In my 28 years of trading, there was a time or two when a devil’s advocate would have been welcome. The problem is you never realize it until after you’ve lost a lot of money. From Charles Hugh Smith at oftwominds.com:
If those on the opposite side of the trade are viewed as threats rather than friends, it’s time to revise the analysis.
Of the many self-generated dangers investors face, few are more dangerous than confirmation bias, the comfort we experience seeking out views that confirm our own positions and our resistance to studying opposing views.
Confirmation bias is both self-evident and complex. We all understand the psychologically soothing feeling when others heartily agree with us, and the frustration, anxiety and sense of being threatened we experience when our core positions are challenged.
But there’s more to it than just that. Taking a position with conviction empowers us, for by publicly espousing a forecast, prediction or position, we’re implicitly saying, “When events show I’m right, that will show I’m smarter than the average bear.”
If we push our position and conviction to an extreme and shout it out loudly enough, we’ll attract those seeking to confirm their own biases. Confirmation bias thus generates a self-reinforcing feedback loop, as those shouting the loudest attract those who agree with them, rewarding their conviction with “likes.”
We all know the danger of marrying your position, that is, taking not just a financial stake but also an emotional stake that eventually becomes entwined with our identity. What may have started out as a calculated risk morphs into an all-or-nothing reflection of our identity. Any challenge becomes a threat to our selfhood.

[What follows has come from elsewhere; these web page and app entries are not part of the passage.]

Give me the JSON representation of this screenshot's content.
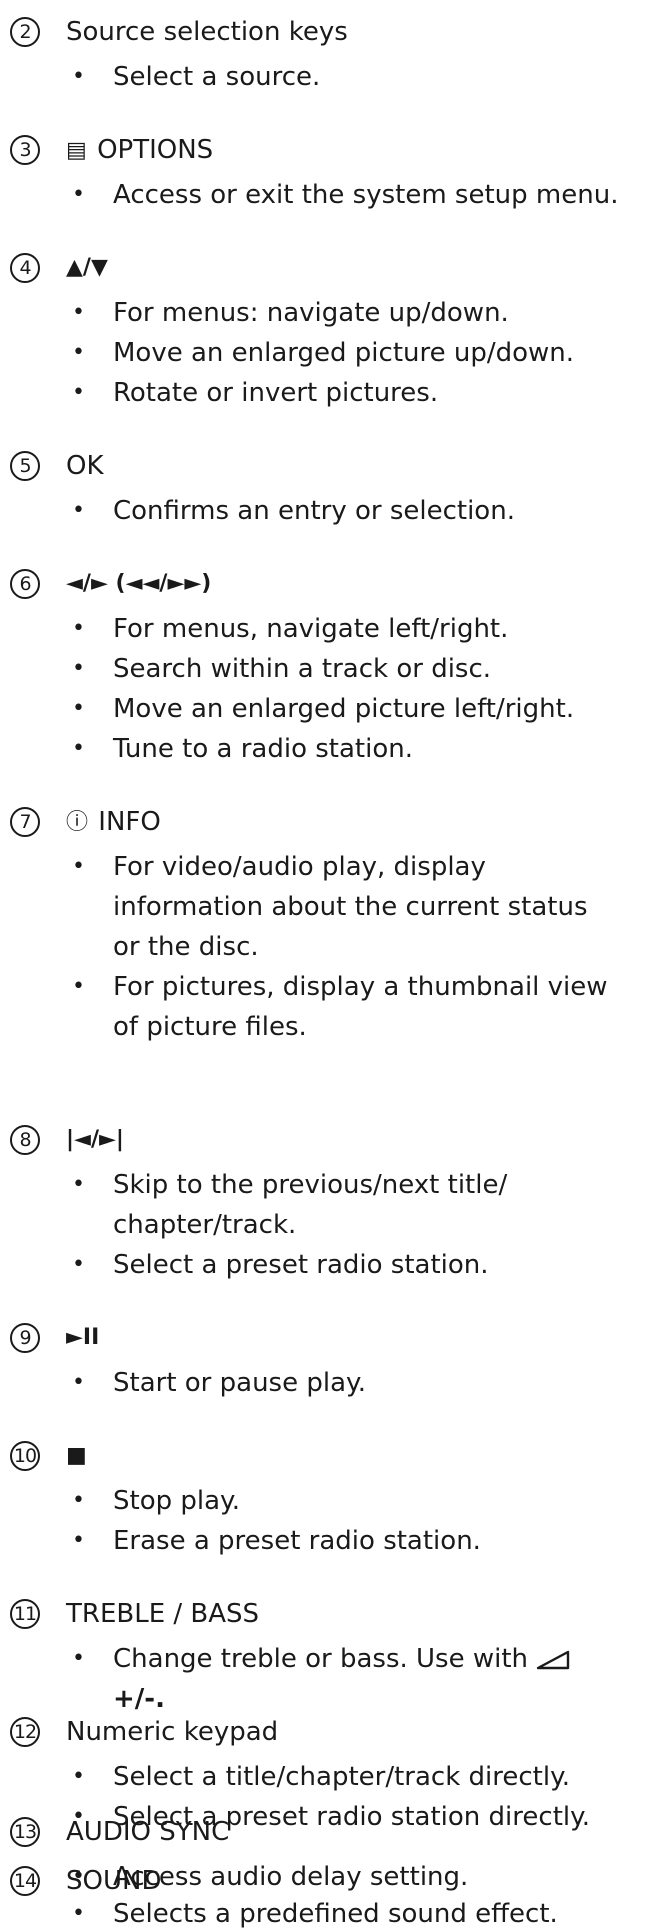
{
  "sections": [
    {
      "num": "2",
      "title": "Source selection keys",
      "items": [
        "Select a source."
      ]
    },
    {
      "num": "3",
      "icon": "options-icon",
      "icon_glyph": "▤",
      "title": "OPTIONS",
      "items": [
        "Access or exit the system setup menu."
      ]
    },
    {
      "num": "4",
      "title": "▲/▼",
      "items": [
        "For menus: navigate up/down.",
        "Move an enlarged picture up/down.",
        "Rotate or invert pictures."
      ]
    },
    {
      "num": "5",
      "title": "OK",
      "items": [
        "Confirms an entry or selection."
      ]
    },
    {
      "num": "6",
      "title": "◄/► (◄◄/►►)",
      "items": [
        "For menus, navigate left/right.",
        "Search within a track or disc.",
        "Move an enlarged picture left/right.",
        "Tune to a radio station."
      ]
    },
    {
      "num": "7",
      "icon": "info-icon",
      "icon_glyph": "ⓘ",
      "title": "INFO",
      "items": [
        "For video/audio play, display",
        "information about the current status",
        "or the disc.",
        "For pictures, display a thumbnail view",
        "of picture files."
      ]
    },
    {
      "num": "8",
      "title": "|◄/►|",
      "items": [
        "Skip to the previous/next title/",
        "chapter/track.",
        "Select a preset radio station."
      ]
    },
    {
      "num": "9",
      "title": "►II",
      "items": [
        "Start or pause play."
      ]
    },
    {
      "num": "10",
      "title": "■",
      "items": [
        "Stop play.",
        "Erase a preset radio station."
      ]
    },
    {
      "num": "11",
      "title": "TREBLE / BASS",
      "items": [
        "Change treble or bass. Use with",
        "+/-."
      ]
    },
    {
      "num": "12",
      "title": "Numeric keypad",
      "items": [
        "Select a title/chapter/track directly.",
        "Select a preset radio station directly."
      ]
    },
    {
      "num": "13",
      "title": "AUDIO SYNC",
      "items": [
        "Access audio delay setting."
      ]
    },
    {
      "num": "14",
      "title": "SOUND",
      "items": [
        "Selects a predefined sound effect."
      ]
    }
  ],
  "bullet_char": "•"
}
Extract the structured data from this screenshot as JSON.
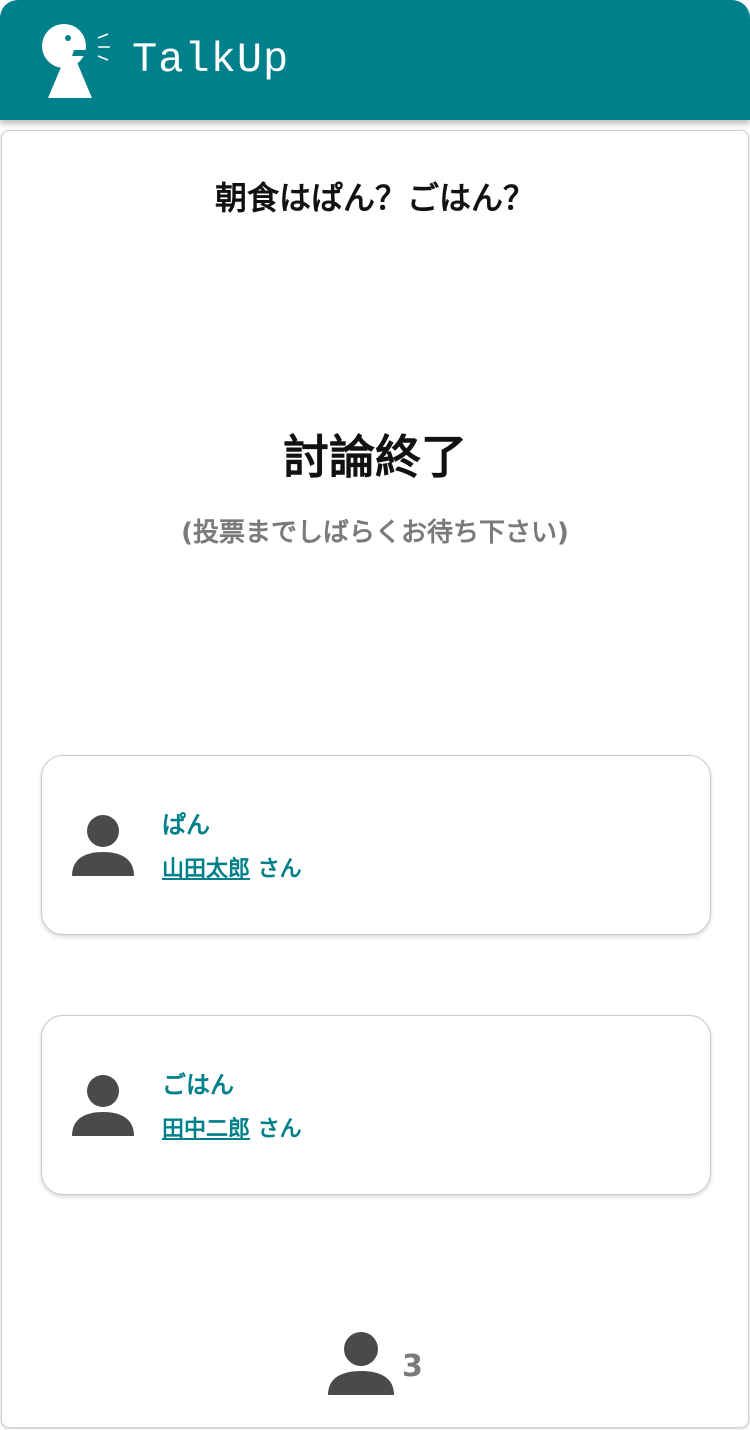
{
  "app": {
    "name": "TalkUp",
    "brand_color": "#00808b"
  },
  "icons": {
    "logo": "speaking-person-icon",
    "user": "person-icon"
  },
  "topic": {
    "title": "朝食はぱん？ごはん？"
  },
  "status": {
    "title": "討論終了",
    "subtitle": "(投票までしばらくお待ち下さい)"
  },
  "options": [
    {
      "label": "ぱん",
      "user_name": "山田太郎",
      "suffix": " さん"
    },
    {
      "label": "ごはん",
      "user_name": "田中二郎",
      "suffix": " さん"
    }
  ],
  "participants": {
    "count": "3"
  }
}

Conviction is good, but a hedge and a Plan B are even better. Hedges and Plan Bs arise from a simple question: what if I’m wrong?